▸ Information provided

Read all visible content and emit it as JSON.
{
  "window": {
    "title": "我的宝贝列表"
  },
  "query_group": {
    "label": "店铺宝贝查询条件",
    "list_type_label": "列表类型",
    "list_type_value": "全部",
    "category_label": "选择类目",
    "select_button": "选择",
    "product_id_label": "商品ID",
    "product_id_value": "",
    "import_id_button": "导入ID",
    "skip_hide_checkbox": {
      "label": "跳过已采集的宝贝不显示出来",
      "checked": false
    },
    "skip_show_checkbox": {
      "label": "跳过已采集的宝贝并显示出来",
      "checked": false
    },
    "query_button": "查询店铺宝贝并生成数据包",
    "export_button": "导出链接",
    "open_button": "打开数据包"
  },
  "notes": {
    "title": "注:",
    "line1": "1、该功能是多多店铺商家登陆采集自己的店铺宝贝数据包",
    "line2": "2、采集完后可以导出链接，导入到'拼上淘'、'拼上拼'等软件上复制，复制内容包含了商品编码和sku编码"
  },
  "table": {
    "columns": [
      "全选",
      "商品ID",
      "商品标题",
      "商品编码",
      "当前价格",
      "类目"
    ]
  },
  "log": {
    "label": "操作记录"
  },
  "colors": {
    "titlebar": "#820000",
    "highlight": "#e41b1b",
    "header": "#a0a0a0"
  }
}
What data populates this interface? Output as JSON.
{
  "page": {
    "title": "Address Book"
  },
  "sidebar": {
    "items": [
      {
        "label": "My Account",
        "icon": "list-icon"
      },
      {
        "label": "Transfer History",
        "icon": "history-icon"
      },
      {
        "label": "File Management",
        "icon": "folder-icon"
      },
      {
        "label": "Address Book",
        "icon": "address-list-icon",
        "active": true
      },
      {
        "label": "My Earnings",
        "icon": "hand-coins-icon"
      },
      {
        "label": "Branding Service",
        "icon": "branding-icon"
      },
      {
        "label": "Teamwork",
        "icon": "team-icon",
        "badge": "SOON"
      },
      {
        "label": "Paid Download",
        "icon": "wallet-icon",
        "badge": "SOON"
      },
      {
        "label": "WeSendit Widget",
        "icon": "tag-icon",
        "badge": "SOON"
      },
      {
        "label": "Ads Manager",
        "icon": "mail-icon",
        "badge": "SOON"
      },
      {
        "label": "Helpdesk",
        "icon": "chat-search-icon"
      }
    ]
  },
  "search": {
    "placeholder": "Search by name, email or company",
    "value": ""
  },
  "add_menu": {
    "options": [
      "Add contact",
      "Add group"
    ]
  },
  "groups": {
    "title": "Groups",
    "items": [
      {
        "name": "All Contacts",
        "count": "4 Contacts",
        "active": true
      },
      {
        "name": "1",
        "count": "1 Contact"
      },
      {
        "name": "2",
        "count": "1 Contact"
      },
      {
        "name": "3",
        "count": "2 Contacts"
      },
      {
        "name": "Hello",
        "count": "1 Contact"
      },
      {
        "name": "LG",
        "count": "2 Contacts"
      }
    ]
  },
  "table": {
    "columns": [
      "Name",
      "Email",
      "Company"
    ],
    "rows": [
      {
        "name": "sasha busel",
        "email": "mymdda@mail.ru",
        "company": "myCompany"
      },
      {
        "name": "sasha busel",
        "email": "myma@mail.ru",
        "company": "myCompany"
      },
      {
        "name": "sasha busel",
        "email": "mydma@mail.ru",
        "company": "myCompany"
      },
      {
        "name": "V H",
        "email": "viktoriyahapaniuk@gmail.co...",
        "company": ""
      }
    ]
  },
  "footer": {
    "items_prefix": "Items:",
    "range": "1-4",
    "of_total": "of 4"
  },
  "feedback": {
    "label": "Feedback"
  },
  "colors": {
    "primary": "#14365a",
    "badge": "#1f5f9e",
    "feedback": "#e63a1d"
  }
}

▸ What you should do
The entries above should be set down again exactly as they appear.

▸ Response to the task
Read all visible content and emit it as JSON.
{
  "window": {
    "title": "我的宝贝列表"
  },
  "query_group": {
    "label": "店铺宝贝查询条件",
    "list_type_label": "列表类型",
    "list_type_value": "全部",
    "category_label": "选择类目",
    "select_button": "选择",
    "product_id_label": "商品ID",
    "product_id_value": "",
    "import_id_button": "导入ID",
    "skip_hide_checkbox": {
      "label": "跳过已采集的宝贝不显示出来",
      "checked": false
    },
    "skip_show_checkbox": {
      "label": "跳过已采集的宝贝并显示出来",
      "checked": false
    },
    "query_button": "查询店铺宝贝并生成数据包",
    "export_button": "导出链接",
    "open_button": "打开数据包"
  },
  "notes": {
    "title": "注:",
    "line1": "1、该功能是多多店铺商家登陆采集自己的店铺宝贝数据包",
    "line2": "2、采集完后可以导出链接，导入到'拼上淘'、'拼上拼'等软件上复制，复制内容包含了商品编码和sku编码"
  },
  "table": {
    "columns": [
      "全选",
      "商品ID",
      "商品标题",
      "商品编码",
      "当前价格",
      "类目"
    ]
  },
  "log": {
    "label": "操作记录"
  },
  "colors": {
    "titlebar": "#820000",
    "highlight": "#e41b1b",
    "header": "#a0a0a0"
  }
}
What data populates this interface? Output as JSON.
{
  "page": {
    "title": "Address Book"
  },
  "sidebar": {
    "items": [
      {
        "label": "My Account",
        "icon": "list-icon"
      },
      {
        "label": "Transfer History",
        "icon": "history-icon"
      },
      {
        "label": "File Management",
        "icon": "folder-icon"
      },
      {
        "label": "Address Book",
        "icon": "address-list-icon",
        "active": true
      },
      {
        "label": "My Earnings",
        "icon": "hand-coins-icon"
      },
      {
        "label": "Branding Service",
        "icon": "branding-icon"
      },
      {
        "label": "Teamwork",
        "icon": "team-icon",
        "badge": "SOON"
      },
      {
        "label": "Paid Download",
        "icon": "wallet-icon",
        "badge": "SOON"
      },
      {
        "label": "WeSendit Widget",
        "icon": "tag-icon",
        "badge": "SOON"
      },
      {
        "label": "Ads Manager",
        "icon": "mail-icon",
        "badge": "SOON"
      },
      {
        "label": "Helpdesk",
        "icon": "chat-search-icon"
      }
    ]
  },
  "search": {
    "placeholder": "Search by name, email or company",
    "value": ""
  },
  "add_menu": {
    "options": [
      "Add contact",
      "Add group"
    ]
  },
  "groups": {
    "title": "Groups",
    "items": [
      {
        "name": "All Contacts",
        "count": "4 Contacts",
        "active": true
      },
      {
        "name": "1",
        "count": "1 Contact"
      },
      {
        "name": "2",
        "count": "1 Contact"
      },
      {
        "name": "3",
        "count": "2 Contacts"
      },
      {
        "name": "Hello",
        "count": "1 Contact"
      },
      {
        "name": "LG",
        "count": "2 Contacts"
      }
    ]
  },
  "table": {
    "columns": [
      "Name",
      "Email",
      "Company"
    ],
    "rows": [
      {
        "name": "sasha busel",
        "email": "mymdda@mail.ru",
        "company": "myCompany"
      },
      {
        "name": "sasha busel",
        "email": "myma@mail.ru",
        "company": "myCompany"
      },
      {
        "name": "sasha busel",
        "email": "mydma@mail.ru",
        "company": "myCompany"
      },
      {
        "name": "V H",
        "email": "viktoriyahapaniuk@gmail.co...",
        "company": ""
      }
    ]
  },
  "footer": {
    "items_prefix": "Items:",
    "range": "1-4",
    "of_total": "of 4"
  },
  "feedback": {
    "label": "Feedback"
  },
  "colors": {
    "primary": "#14365a",
    "badge": "#1f5f9e",
    "feedback": "#e63a1d"
  }
}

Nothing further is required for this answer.